These cookies are the healthiest snacks available and they are made at home with natural healthy ingredients. Peanut butter and eggs combine surprisingly well to form a dough that gets nice and crunchy when baked.
The final low carb peanut butter cookies recipe is even better that any shared here before.
Bake the low carb peanut butter cookies for 15-20 minutes, until they are golden. Do not forget to let them cool completely, so that they get super crunchy!
Calories 94 kcal
Prep Time 10 minutes
Cook Time 15 minutes
Total Time 25 minutes

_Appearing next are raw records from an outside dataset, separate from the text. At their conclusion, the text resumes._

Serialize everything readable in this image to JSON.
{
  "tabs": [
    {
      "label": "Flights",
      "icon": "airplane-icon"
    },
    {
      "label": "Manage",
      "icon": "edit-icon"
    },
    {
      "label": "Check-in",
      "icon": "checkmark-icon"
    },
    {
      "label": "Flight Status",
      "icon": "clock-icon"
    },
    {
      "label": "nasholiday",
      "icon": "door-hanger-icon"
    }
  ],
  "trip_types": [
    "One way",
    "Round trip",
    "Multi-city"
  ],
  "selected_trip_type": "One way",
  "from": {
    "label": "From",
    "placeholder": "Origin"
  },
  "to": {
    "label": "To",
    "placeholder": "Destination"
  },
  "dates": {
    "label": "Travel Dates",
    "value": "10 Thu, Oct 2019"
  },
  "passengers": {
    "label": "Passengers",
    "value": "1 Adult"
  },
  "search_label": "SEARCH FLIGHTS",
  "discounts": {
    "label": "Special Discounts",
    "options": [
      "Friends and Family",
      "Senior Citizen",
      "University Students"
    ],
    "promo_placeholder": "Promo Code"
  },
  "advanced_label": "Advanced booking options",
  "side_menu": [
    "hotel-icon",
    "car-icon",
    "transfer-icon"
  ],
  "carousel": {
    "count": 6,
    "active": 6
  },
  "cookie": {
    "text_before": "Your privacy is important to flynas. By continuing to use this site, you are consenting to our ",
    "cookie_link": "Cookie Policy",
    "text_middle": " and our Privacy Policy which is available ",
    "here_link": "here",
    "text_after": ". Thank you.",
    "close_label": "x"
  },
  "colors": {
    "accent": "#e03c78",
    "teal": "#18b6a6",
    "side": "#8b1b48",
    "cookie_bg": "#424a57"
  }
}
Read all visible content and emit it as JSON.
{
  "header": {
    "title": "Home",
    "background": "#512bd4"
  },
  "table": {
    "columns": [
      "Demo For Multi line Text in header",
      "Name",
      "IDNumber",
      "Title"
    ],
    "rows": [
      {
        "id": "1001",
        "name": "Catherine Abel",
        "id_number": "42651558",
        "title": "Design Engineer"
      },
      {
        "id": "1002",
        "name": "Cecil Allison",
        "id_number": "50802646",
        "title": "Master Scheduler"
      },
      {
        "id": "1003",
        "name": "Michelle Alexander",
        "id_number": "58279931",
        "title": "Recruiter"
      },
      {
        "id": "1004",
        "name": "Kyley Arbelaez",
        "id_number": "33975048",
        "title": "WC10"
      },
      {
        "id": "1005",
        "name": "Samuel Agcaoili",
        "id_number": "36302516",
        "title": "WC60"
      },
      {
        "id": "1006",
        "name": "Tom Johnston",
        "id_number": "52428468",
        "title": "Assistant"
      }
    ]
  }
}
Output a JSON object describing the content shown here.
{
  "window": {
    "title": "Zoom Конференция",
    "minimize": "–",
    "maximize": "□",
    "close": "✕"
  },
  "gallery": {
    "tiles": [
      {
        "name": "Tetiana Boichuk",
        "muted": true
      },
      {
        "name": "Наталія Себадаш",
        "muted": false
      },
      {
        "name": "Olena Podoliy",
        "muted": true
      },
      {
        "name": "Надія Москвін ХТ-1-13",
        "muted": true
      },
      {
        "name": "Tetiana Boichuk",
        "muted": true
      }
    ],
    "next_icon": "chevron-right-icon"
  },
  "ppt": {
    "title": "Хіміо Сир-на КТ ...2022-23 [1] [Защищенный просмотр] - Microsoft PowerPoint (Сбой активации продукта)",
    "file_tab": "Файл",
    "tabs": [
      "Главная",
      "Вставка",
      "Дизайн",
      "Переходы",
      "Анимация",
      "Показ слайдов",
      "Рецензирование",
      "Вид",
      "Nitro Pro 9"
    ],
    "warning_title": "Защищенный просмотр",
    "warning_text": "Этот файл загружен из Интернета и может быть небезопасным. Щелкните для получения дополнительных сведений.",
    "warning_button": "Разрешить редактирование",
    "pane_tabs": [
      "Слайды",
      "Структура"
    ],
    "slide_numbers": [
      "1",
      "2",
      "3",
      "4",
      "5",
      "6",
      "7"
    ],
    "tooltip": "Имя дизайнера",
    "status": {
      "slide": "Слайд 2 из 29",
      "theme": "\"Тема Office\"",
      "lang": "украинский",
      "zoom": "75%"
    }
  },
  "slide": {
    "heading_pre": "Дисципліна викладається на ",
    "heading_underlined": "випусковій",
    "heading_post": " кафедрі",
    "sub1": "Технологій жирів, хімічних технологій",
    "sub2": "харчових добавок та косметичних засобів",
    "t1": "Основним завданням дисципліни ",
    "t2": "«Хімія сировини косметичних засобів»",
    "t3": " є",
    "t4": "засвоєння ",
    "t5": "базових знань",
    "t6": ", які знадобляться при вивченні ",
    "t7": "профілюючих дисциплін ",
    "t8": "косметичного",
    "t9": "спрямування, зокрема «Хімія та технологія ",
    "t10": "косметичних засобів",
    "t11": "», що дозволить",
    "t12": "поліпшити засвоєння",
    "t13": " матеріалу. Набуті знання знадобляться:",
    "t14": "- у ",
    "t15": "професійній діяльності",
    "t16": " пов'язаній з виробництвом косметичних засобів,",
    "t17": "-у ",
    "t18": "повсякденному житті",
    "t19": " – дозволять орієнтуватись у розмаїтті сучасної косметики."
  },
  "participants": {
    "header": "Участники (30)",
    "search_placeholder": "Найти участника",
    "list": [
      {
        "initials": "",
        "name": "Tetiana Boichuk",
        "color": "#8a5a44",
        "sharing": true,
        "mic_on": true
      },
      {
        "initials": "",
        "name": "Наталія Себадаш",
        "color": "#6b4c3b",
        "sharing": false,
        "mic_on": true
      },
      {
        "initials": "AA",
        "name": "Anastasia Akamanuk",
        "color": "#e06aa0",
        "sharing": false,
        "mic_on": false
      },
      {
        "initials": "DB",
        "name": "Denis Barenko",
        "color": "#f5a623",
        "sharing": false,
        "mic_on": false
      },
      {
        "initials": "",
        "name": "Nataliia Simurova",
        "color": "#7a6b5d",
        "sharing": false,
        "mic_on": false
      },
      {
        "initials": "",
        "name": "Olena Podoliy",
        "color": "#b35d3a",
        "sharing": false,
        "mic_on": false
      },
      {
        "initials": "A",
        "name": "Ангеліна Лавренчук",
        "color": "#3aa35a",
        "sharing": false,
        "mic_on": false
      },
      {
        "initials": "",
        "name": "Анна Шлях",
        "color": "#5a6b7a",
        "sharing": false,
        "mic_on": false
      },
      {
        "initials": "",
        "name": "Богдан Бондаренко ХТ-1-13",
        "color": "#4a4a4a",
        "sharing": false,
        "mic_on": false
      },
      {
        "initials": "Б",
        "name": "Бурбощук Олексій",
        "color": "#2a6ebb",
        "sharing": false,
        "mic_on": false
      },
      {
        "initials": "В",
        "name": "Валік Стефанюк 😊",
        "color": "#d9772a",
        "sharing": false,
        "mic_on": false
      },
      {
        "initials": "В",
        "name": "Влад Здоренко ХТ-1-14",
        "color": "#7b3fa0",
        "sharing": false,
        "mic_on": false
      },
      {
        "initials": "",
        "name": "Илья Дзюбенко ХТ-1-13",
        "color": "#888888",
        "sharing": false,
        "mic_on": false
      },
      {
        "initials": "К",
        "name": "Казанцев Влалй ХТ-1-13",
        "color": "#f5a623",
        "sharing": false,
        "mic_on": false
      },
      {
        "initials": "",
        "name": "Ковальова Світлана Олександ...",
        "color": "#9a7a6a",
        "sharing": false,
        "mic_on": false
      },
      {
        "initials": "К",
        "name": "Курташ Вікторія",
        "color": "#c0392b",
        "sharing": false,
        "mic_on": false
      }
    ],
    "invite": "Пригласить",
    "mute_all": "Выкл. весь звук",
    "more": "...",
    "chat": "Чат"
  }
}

- 300 grams Peanut butter* (creamy, salted)
- 2 large Eggs*
- 110 grams Erythritol* (or any granulated sweetener; use 1/3 cup for less sweet cookies)
- 1 tsp Vanilla extract (optional)
- 1/4 tsp Sea salt (or 1/2 tsp if you like salty-sweet!)
- 170 grams Peanuts (measured whole and shelled, then coarsely chopped)
- Preheat the oven to 350 degrees F (177 degrees C). Line a baking sheet with parchment paper.
- Place the peanut butter, egg, sweetener, vanilla, and salt in a food processor. Process until smooth, scraping down the sides if needed.
- Pulse in the peanut pieces until just combined. (Don’t overmix – you want some pieces left for crunch.)
- Use a medium cookie scoop to place balls of dough onto the prepared cookie sheet. Press the cookie dough into the scoop tightly before releasing onto the sheet. Flatten using a fork in a criss-cross pattern. Between cookies, dip the fork in a cup with cold water and then wipe with a paper towel. (This will prevent sticking.)
- Bake for about 15-20 minutes, until very lightly golden. Cool completely before handling. Cookies will become crisp as they cool.
*Eggs: Please support your local organic free-range free-grazing egg farmer. You are supporting your local economy too.
*Peanuts: Look at the back label and the ingredients should ONLY read Peanuts and salt
*Erythritol is a sugar alcohol used as a low-calorie sweetener. It provides only about 6% of the calories found in an equal amount of sugar. About 10% of ingested erythritol is not absorbed into the blood and travels down to the colon. For this reason, a very high intake of erythritol may cause some digestive side effects. Erythritol does not raise blood sugar levels. This makes it an excellent sugar replacement for people with diabetes.
James O’Sullivan - that's me, a people friendly practitioner and lecturer of Integrated Medicine, serving my patients, my students and the public with the positive benefits of both Conventional Western Medicine and Traditional Chinese Medicine. #jamushur
Disclaimer: This article is not intended to diagnose or assess. The information provided is not to be considered a substitute for consultation with a qualified health care practitioner.